EXERCISE REQUIREMENTS -
Leave the pictures out. Return all other data exactly.

[App and web page records]
_ _ _ _

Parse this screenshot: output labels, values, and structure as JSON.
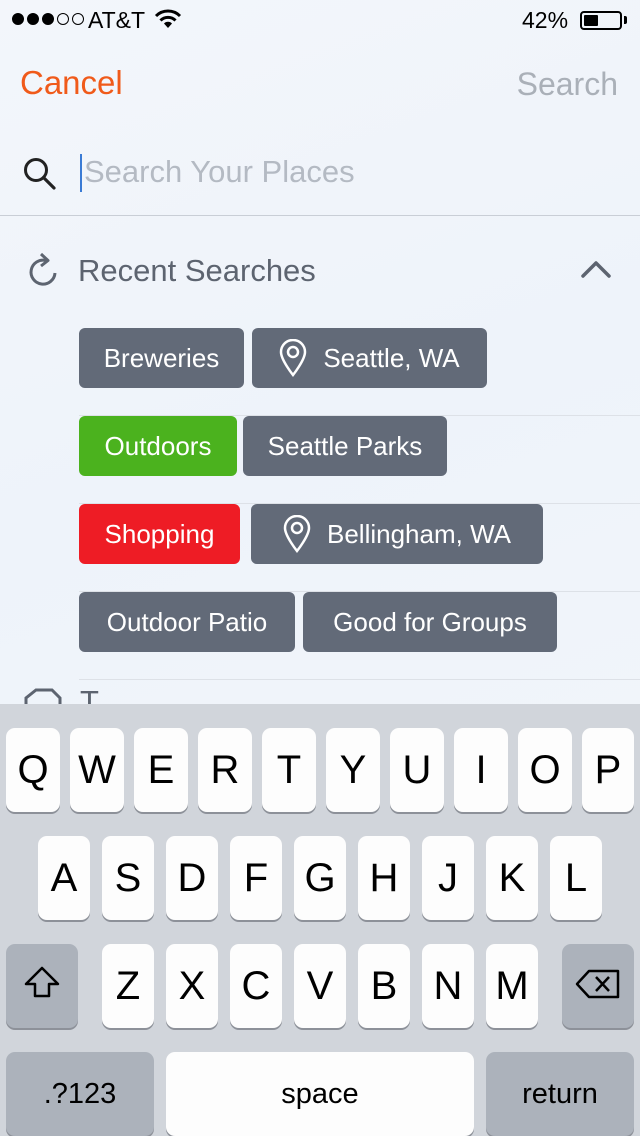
{
  "status_bar": {
    "carrier": "AT&T",
    "battery_percent": "42%",
    "signal_bars_filled": 3,
    "signal_bars_total": 5,
    "battery_level": 0.42
  },
  "nav": {
    "cancel_label": "Cancel",
    "search_label": "Search"
  },
  "search": {
    "placeholder": "Search Your Places",
    "value": ""
  },
  "recent": {
    "title": "Recent Searches",
    "tags": {
      "breweries": "Breweries",
      "seattle": "Seattle, WA",
      "outdoors": "Outdoors",
      "seattle_parks": "Seattle Parks",
      "shopping": "Shopping",
      "bellingham": "Bellingham, WA",
      "outdoor_patio": "Outdoor Patio",
      "good_for_groups": "Good for Groups"
    }
  },
  "partial_section": {
    "label_fragment": "T"
  },
  "keyboard": {
    "row1": [
      "Q",
      "W",
      "E",
      "R",
      "T",
      "Y",
      "U",
      "I",
      "O",
      "P"
    ],
    "row2": [
      "A",
      "S",
      "D",
      "F",
      "G",
      "H",
      "J",
      "K",
      "L"
    ],
    "row3": [
      "Z",
      "X",
      "C",
      "V",
      "B",
      "N",
      "M"
    ],
    "numbers_label": ".?123",
    "space_label": "space",
    "return_label": "return"
  },
  "colors": {
    "accent": "#f05a1a",
    "tag_default": "#626a78",
    "tag_green": "#4bb21e",
    "tag_red": "#ee1c25"
  }
}
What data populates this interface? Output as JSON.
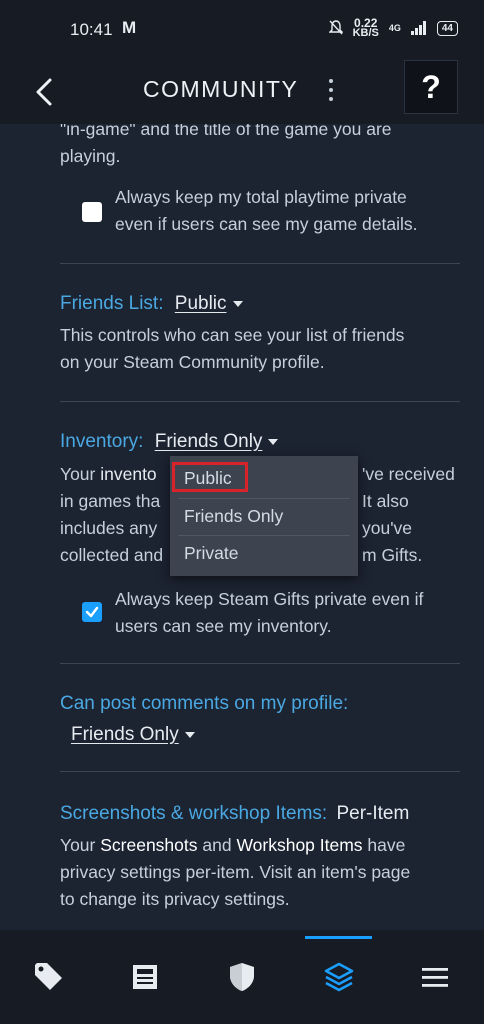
{
  "status_bar": {
    "time": "10:41",
    "gmail_icon": "M",
    "speed_value": "0.22",
    "speed_unit": "KB/S",
    "network": "4G",
    "battery": "44"
  },
  "header": {
    "title": "COMMUNITY",
    "help_label": "?"
  },
  "content": {
    "top_text_line1": "\"in-game\" and the title of the game you are",
    "top_text_line2": "playing.",
    "playtime_check_line1": "Always keep my total playtime private",
    "playtime_check_line2": "even if users can see my game details.",
    "friends_list_label": "Friends List:",
    "friends_list_value": "Public",
    "friends_list_desc_line1": "This controls who can see your list of friends",
    "friends_list_desc_line2": "on your Steam Community profile.",
    "inventory_label": "Inventory:",
    "inventory_value": "Friends Only",
    "inventory_desc_line1_a": "Your",
    "inventory_desc_line1_b": "invento",
    "inventory_desc_line1_c": "'ve received",
    "inventory_desc_line2_a": "in games tha",
    "inventory_desc_line2_b": "It also",
    "inventory_desc_line3_a": "includes any",
    "inventory_desc_line3_b": "you've",
    "inventory_desc_line4_a": "collected and",
    "inventory_desc_line4_b": "m Gifts.",
    "gifts_check_line1": "Always keep Steam Gifts private even if",
    "gifts_check_line2": "users can see my inventory.",
    "comments_label": "Can post comments on my profile:",
    "comments_value": "Friends Only",
    "screenshots_label": "Screenshots & workshop Items:",
    "screenshots_value": "Per-Item",
    "screenshots_desc_line1_a": "Your ",
    "screenshots_desc_line1_b": "Screenshots",
    "screenshots_desc_line1_c": " and ",
    "screenshots_desc_line1_d": "Workshop Items",
    "screenshots_desc_line1_e": " have",
    "screenshots_desc_line2": "privacy settings per-item. Visit an item's page",
    "screenshots_desc_line3": "to change its privacy settings."
  },
  "dropdown_menu": {
    "options": [
      "Public",
      "Friends Only",
      "Private"
    ],
    "highlighted": "Public"
  },
  "bottom_nav": {
    "items": [
      "tag-icon",
      "news-icon",
      "shield-icon",
      "layers-icon",
      "menu-icon"
    ],
    "active": "layers-icon"
  },
  "colors": {
    "background": "#1c2331",
    "accent_blue": "#1a9fff",
    "label_blue": "#4aa8e2",
    "highlight_red": "#d9232b"
  }
}
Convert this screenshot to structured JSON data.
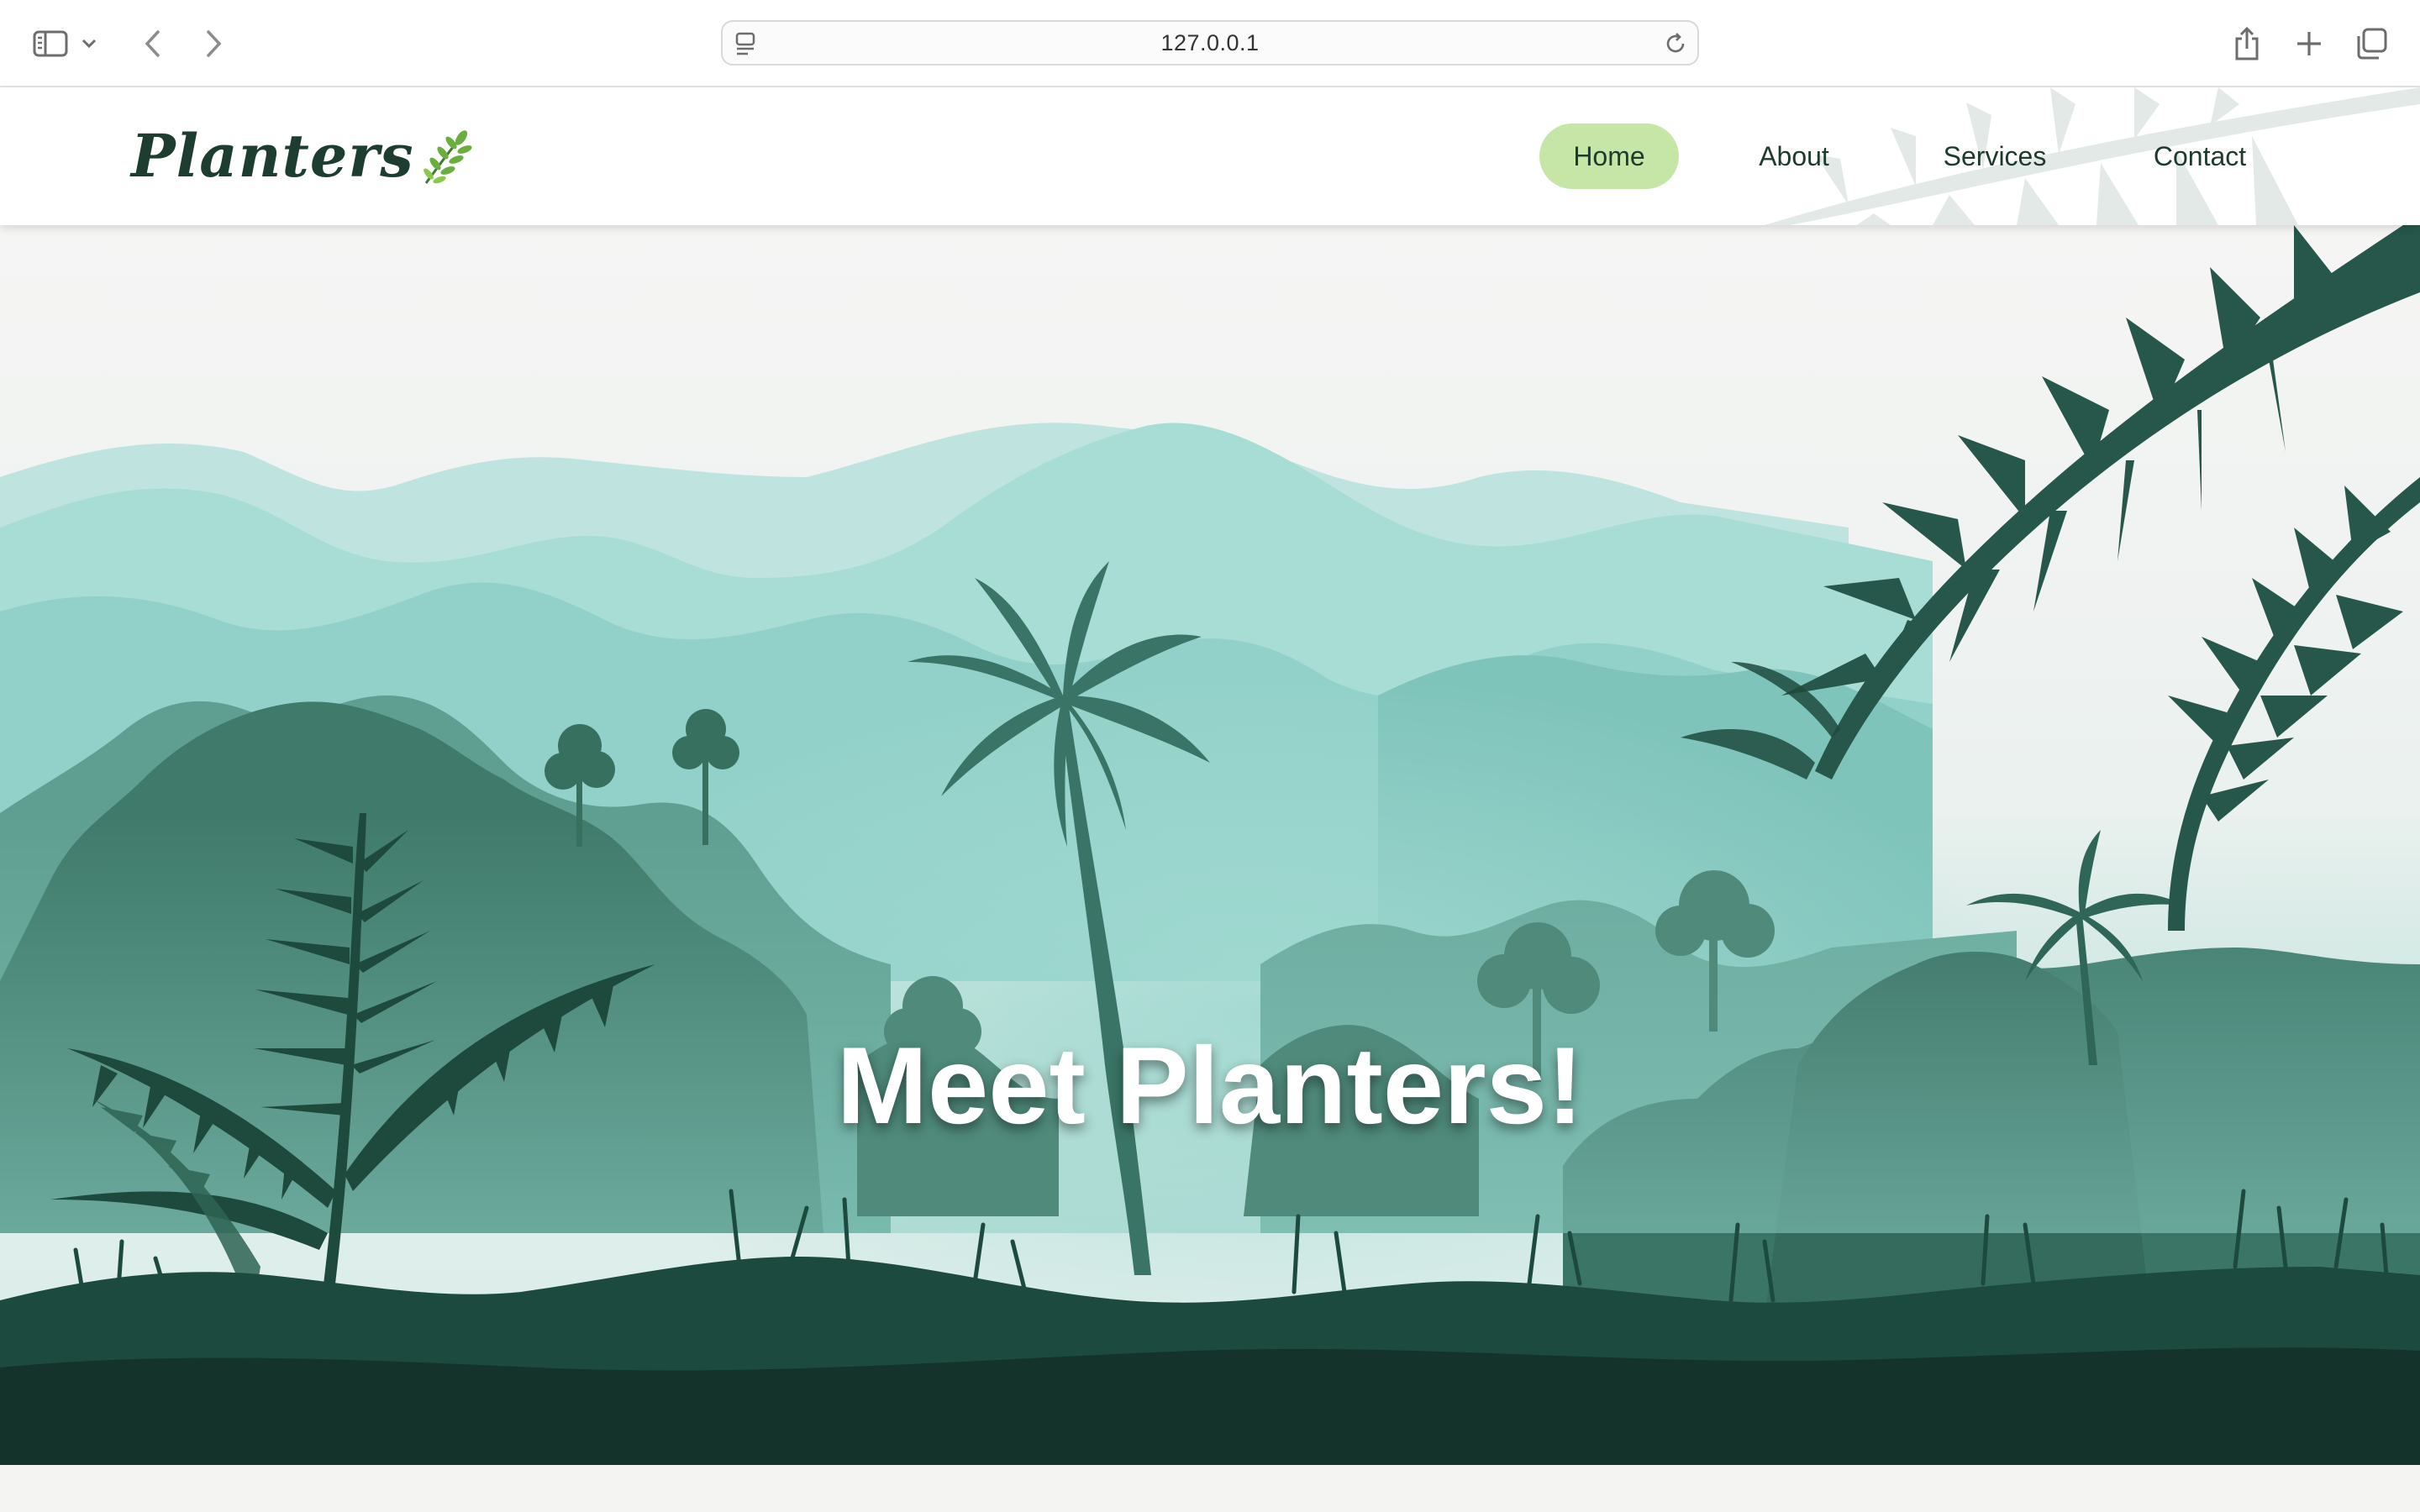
{
  "browser": {
    "url": "127.0.0.1",
    "icons": [
      "sidebar-icon",
      "chevron-down-icon",
      "back-arrow-icon",
      "forward-arrow-icon",
      "site-settings-icon",
      "reload-icon",
      "share-icon",
      "new-tab-icon",
      "tabs-overview-icon"
    ]
  },
  "site": {
    "logo": "Planters",
    "nav": [
      {
        "label": "Home",
        "active": true
      },
      {
        "label": "About",
        "active": false
      },
      {
        "label": "Services",
        "active": false
      },
      {
        "label": "Contact",
        "active": false
      }
    ]
  },
  "hero": {
    "title": "Meet Planters!"
  },
  "colors": {
    "brand_dark": "#1c3d2f",
    "nav_active_bg": "#c6e6a8",
    "hero_ground": "#14332b",
    "mountain_light": "#bfe4df",
    "mountain_mid": "#92d1c9"
  }
}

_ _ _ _

ANSWER TO THIS TASK -
Parse this screenshot: output labels, values, and structure as JSON.
{
  "status_bar": {
    "carrier": "AT&T",
    "battery_percent": "42%",
    "signal_bars_filled": 3,
    "signal_bars_total": 5,
    "battery_level": 0.42
  },
  "nav": {
    "cancel_label": "Cancel",
    "search_label": "Search"
  },
  "search": {
    "placeholder": "Search Your Places",
    "value": ""
  },
  "recent": {
    "title": "Recent Searches",
    "tags": {
      "breweries": "Breweries",
      "seattle": "Seattle, WA",
      "outdoors": "Outdoors",
      "seattle_parks": "Seattle Parks",
      "shopping": "Shopping",
      "bellingham": "Bellingham, WA",
      "outdoor_patio": "Outdoor Patio",
      "good_for_groups": "Good for Groups"
    }
  },
  "partial_section": {
    "label_fragment": "T"
  },
  "keyboard": {
    "row1": [
      "Q",
      "W",
      "E",
      "R",
      "T",
      "Y",
      "U",
      "I",
      "O",
      "P"
    ],
    "row2": [
      "A",
      "S",
      "D",
      "F",
      "G",
      "H",
      "J",
      "K",
      "L"
    ],
    "row3": [
      "Z",
      "X",
      "C",
      "V",
      "B",
      "N",
      "M"
    ],
    "numbers_label": ".?123",
    "space_label": "space",
    "return_label": "return"
  },
  "colors": {
    "accent": "#f05a1a",
    "tag_default": "#626a78",
    "tag_green": "#4bb21e",
    "tag_red": "#ee1c25"
  }
}
What data populates this interface? Output as JSON.
{
  "status_bar": {
    "time": "10:41",
    "gmail_icon": "M",
    "speed_value": "0.22",
    "speed_unit": "KB/S",
    "network": "4G",
    "battery": "44"
  },
  "header": {
    "title": "COMMUNITY",
    "help_label": "?"
  },
  "content": {
    "top_text_line1": "\"in-game\" and the title of the game you are",
    "top_text_line2": "playing.",
    "playtime_check_line1": "Always keep my total playtime private",
    "playtime_check_line2": "even if users can see my game details.",
    "friends_list_label": "Friends List:",
    "friends_list_value": "Public",
    "friends_list_desc_line1": "This controls who can see your list of friends",
    "friends_list_desc_line2": "on your Steam Community profile.",
    "inventory_label": "Inventory:",
    "inventory_value": "Friends Only",
    "inventory_desc_line1_a": "Your",
    "inventory_desc_line1_b": "invento",
    "inventory_desc_line1_c": "'ve received",
    "inventory_desc_line2_a": "in games tha",
    "inventory_desc_line2_b": "It also",
    "inventory_desc_line3_a": "includes any",
    "inventory_desc_line3_b": "you've",
    "inventory_desc_line4_a": "collected and",
    "inventory_desc_line4_b": "m Gifts.",
    "gifts_check_line1": "Always keep Steam Gifts private even if",
    "gifts_check_line2": "users can see my inventory.",
    "comments_label": "Can post comments on my profile:",
    "comments_value": "Friends Only",
    "screenshots_label": "Screenshots & workshop Items:",
    "screenshots_value": "Per-Item",
    "screenshots_desc_line1_a": "Your ",
    "screenshots_desc_line1_b": "Screenshots",
    "screenshots_desc_line1_c": " and ",
    "screenshots_desc_line1_d": "Workshop Items",
    "screenshots_desc_line1_e": " have",
    "screenshots_desc_line2": "privacy settings per-item. Visit an item's page",
    "screenshots_desc_line3": "to change its privacy settings."
  },
  "dropdown_menu": {
    "options": [
      "Public",
      "Friends Only",
      "Private"
    ],
    "highlighted": "Public"
  },
  "bottom_nav": {
    "items": [
      "tag-icon",
      "news-icon",
      "shield-icon",
      "layers-icon",
      "menu-icon"
    ],
    "active": "layers-icon"
  },
  "colors": {
    "background": "#1c2331",
    "accent_blue": "#1a9fff",
    "label_blue": "#4aa8e2",
    "highlight_red": "#d9232b"
  }
}
Convert this screenshot to structured JSON data.
{
  "browser": {
    "url": "127.0.0.1",
    "icons": [
      "sidebar-icon",
      "chevron-down-icon",
      "back-arrow-icon",
      "forward-arrow-icon",
      "site-settings-icon",
      "reload-icon",
      "share-icon",
      "new-tab-icon",
      "tabs-overview-icon"
    ]
  },
  "site": {
    "logo": "Planters",
    "nav": [
      {
        "label": "Home",
        "active": true
      },
      {
        "label": "About",
        "active": false
      },
      {
        "label": "Services",
        "active": false
      },
      {
        "label": "Contact",
        "active": false
      }
    ]
  },
  "hero": {
    "title": "Meet Planters!"
  },
  "colors": {
    "brand_dark": "#1c3d2f",
    "nav_active_bg": "#c6e6a8",
    "hero_ground": "#14332b",
    "mountain_light": "#bfe4df",
    "mountain_mid": "#92d1c9"
  }
}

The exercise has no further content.